* [Try it]
Pick the lines holding the string "JSON" out of the records and copy them.

* [Dataset records]

--------------------------------------------------

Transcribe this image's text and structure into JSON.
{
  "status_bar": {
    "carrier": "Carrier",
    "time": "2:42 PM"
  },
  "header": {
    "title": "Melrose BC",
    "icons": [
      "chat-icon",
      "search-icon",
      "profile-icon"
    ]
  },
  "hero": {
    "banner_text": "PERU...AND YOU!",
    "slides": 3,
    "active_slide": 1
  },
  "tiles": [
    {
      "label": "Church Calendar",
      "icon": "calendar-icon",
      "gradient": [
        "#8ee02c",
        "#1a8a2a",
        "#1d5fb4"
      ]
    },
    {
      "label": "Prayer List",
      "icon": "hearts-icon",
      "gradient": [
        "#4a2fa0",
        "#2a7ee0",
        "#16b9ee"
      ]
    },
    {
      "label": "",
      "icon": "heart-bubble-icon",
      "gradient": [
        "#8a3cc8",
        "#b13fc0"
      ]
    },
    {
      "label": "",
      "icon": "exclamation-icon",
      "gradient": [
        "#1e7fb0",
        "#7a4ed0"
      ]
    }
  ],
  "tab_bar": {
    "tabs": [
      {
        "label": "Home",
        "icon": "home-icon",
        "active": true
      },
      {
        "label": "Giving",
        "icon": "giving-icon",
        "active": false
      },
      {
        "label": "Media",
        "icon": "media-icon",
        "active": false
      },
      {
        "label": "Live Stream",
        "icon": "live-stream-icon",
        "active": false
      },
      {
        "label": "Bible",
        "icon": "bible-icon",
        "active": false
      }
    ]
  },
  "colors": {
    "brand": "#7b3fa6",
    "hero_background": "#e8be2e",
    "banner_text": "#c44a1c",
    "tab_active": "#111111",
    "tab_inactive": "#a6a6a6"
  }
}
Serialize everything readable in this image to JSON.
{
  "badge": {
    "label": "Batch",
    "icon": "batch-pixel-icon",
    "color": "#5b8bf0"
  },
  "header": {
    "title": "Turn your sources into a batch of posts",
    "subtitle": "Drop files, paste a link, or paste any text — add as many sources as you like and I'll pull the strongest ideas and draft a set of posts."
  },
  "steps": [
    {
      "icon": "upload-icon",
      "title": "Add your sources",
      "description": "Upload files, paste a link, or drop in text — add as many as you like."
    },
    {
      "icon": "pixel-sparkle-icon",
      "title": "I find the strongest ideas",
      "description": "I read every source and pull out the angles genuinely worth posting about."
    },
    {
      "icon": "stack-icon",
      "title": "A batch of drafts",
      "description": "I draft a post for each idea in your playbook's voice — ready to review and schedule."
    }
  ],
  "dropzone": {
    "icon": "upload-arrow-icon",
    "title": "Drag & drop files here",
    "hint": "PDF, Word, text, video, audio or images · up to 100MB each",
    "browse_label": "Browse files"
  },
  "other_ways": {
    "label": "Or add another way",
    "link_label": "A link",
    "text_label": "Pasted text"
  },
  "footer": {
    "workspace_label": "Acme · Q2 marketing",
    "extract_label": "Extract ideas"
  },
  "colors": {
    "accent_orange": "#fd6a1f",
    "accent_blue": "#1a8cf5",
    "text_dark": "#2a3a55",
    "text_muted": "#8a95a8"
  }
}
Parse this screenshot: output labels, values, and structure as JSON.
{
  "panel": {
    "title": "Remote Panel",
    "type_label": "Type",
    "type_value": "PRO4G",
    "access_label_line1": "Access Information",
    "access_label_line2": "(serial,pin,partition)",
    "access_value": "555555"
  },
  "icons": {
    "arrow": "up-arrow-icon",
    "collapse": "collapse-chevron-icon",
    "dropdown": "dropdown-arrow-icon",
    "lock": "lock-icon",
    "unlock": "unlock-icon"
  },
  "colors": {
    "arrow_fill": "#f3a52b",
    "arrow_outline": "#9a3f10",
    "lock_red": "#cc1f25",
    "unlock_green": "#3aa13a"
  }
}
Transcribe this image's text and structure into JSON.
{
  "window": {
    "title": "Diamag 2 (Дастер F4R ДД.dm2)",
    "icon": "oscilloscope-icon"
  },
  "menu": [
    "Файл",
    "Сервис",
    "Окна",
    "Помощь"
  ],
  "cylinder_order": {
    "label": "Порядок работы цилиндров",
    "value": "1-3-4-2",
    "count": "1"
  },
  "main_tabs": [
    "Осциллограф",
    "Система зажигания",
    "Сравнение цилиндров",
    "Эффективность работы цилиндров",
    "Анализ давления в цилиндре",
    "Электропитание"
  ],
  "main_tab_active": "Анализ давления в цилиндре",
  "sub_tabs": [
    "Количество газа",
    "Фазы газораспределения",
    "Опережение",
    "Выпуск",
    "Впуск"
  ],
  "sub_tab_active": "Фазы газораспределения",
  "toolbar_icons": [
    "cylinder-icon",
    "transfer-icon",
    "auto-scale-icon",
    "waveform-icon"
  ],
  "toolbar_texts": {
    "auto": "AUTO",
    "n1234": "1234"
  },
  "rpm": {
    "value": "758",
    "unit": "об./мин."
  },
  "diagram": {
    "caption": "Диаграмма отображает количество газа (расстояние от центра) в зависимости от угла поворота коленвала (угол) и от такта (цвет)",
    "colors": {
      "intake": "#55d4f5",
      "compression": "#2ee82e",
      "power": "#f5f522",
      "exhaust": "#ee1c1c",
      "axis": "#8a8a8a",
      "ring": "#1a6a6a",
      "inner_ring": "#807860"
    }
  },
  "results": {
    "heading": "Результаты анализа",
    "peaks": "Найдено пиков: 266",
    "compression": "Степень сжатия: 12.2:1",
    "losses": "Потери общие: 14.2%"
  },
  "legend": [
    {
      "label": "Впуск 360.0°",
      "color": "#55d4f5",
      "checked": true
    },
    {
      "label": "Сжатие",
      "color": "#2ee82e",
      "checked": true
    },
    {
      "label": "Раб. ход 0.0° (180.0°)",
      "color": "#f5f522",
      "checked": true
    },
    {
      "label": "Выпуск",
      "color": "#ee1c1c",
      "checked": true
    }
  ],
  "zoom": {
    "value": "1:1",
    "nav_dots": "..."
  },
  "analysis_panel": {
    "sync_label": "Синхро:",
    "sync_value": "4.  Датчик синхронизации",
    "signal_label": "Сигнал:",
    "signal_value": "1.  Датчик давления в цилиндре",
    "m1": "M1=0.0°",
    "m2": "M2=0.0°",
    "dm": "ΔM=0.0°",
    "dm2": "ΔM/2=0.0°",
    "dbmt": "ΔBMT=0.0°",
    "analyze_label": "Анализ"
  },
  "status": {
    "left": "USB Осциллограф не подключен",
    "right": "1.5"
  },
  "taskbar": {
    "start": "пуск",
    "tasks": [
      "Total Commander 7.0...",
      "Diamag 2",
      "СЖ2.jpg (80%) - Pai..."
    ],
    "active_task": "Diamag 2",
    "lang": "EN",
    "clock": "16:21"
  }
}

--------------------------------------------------

* [Problem solution]
Transcribe this image's text and structure into JSON.
Serialize everything readable in this image to JSON.
Parse this screenshot: output labels, values, and structure as JSON.
Transcribe this image's text and structure into JSON.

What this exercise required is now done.